As a result, the team of bioengineers came up with a relatively cheap and easy method for creating the artificial eyes that may in part mimic natural processes.

Image mosaic

Insect eyes, known as compound eyes, usually consist of hundreds of tiny lens-capped optical units, known as ommatidia. For example, a dragonfly has 30,000 of the structures in each eye.

Individual ommatidia guide light through a lens and cone into a channel, known as a rhabdom, which contains light-sensitive cells. These are connected to optical, nerve cells to produce the image.

The ommatidia are crammed side by side into bulges that create a wide field of view for the insect.

As each unit is orientated in a slightly different direction, the honeycombed eye creates a mosaic image which, although low in resolution, is excellent at detecting movement.

The team created the artificial eye by first creating a tiny, reusable mould with 8,700 indentations.

The pock-marked hemisphere was then filled with an epoxy resin that reacts when exposed to ultraviolet light to create a harder material with different chemical properties.

After being baked at a low temperature to set the material it can be extracted from the mould.

The result is a pin head sized dome with 8,700 raised humps arranged in a honeycomb pattern across its surface.

Each raised hump acts like a lens, focusing any light into the material below.

Perfect alignment

Over time the concentrated light reacts with the resin to form a cone that guides the light deeper into the structure.

As the light continues to burn a path through the resin it creates a tiny channel, called a wave-guide, which is similar to the rhabdom in an insect's eye.

The reaction of the polymer with the light changes the optical properties of the material meaning that all light that enters the wave-guide is channelled along its length.

The result is a tiny resin dome, covered in lenses and pierced by perfectly aligned wave-guides that channel light through the centre of the dome.

As the channels are created as a direct result of light falling on the lens, the researchers believe they could gain insights into the order in which these structures originally formed in insect's eyes.

"To me it makes more sense to have a lens first," said Professor Lee. "I don't think that you formed the visual nervous system first and then it fanned out."

At the moment, the artificial eye is not connected to any kind of imaging device.

here a very interesting site.

This are my first lenses. I used the tamron 90 and the 2x teleconverter together. I hope you like the result. I had not luck with the light that day and I used a monopod.

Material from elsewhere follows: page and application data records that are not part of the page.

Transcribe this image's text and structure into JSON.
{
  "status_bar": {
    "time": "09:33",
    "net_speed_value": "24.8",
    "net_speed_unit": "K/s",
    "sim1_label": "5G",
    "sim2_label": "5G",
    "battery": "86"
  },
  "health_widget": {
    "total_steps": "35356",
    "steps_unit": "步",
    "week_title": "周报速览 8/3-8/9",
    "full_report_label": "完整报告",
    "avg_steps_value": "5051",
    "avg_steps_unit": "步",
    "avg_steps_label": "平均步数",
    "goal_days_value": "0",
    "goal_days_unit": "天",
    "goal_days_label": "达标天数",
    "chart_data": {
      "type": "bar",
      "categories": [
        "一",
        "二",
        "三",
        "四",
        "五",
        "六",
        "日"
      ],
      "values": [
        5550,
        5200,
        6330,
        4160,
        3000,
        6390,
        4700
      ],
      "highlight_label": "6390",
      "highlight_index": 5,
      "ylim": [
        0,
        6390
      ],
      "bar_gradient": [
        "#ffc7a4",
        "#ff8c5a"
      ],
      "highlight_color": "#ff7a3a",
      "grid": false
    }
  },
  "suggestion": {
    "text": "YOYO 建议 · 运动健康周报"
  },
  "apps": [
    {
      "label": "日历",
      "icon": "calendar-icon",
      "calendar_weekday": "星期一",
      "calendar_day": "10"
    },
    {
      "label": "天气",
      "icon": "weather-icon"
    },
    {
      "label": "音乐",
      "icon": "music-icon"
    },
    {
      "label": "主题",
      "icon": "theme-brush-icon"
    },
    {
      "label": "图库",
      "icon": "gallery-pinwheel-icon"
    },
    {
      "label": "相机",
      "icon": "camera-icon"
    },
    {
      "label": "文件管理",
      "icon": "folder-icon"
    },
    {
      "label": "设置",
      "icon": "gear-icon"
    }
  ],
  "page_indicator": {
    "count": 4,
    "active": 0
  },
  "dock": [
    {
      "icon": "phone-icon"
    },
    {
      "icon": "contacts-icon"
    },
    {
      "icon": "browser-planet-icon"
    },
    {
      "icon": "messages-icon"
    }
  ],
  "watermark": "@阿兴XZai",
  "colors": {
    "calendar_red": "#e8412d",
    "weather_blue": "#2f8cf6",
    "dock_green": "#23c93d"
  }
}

I hope you like it.
gr. jaap

Altered Image #1

carper Gold Star Critiquer/Gold Star Workshop Editor/Gold Note Writer [C: 1973 W: 119 N: 2582] (8439)
Neat Image-Reduce Noise
Edited by:Pentaxfriend Gold Star Critiquer/Silver Workshop Editor/Gold Note Writer [C: 514 W: 24 N: 1888] (8048)

Neat Image - Reduce Noise
iets donkerder gemaakt door de levels te veranderen
hoop dat je het wat vindt

Gr Thijs